* Work request *
Among the entries that follow, find every line with the word "label" and list it.

* Dataset extract *
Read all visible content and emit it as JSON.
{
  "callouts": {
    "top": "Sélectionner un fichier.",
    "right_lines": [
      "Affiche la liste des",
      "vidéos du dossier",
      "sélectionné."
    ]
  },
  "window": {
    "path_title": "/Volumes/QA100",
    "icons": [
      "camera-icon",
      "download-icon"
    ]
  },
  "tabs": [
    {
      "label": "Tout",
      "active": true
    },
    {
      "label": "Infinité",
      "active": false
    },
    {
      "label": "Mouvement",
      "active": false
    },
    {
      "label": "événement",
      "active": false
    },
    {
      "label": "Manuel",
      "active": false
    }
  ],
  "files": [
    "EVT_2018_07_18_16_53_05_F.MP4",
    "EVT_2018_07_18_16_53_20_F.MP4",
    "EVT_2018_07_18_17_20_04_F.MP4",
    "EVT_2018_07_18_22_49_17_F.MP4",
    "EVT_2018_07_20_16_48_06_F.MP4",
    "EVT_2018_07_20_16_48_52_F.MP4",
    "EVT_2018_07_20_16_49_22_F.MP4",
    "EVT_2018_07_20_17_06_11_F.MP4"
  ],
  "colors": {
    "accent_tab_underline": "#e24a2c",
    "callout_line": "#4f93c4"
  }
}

* Written reply *
      "label": "Tout",
      "label": "Infinité",
      "label": "Mouvement",
      "label": "événement",
      "label": "Manuel",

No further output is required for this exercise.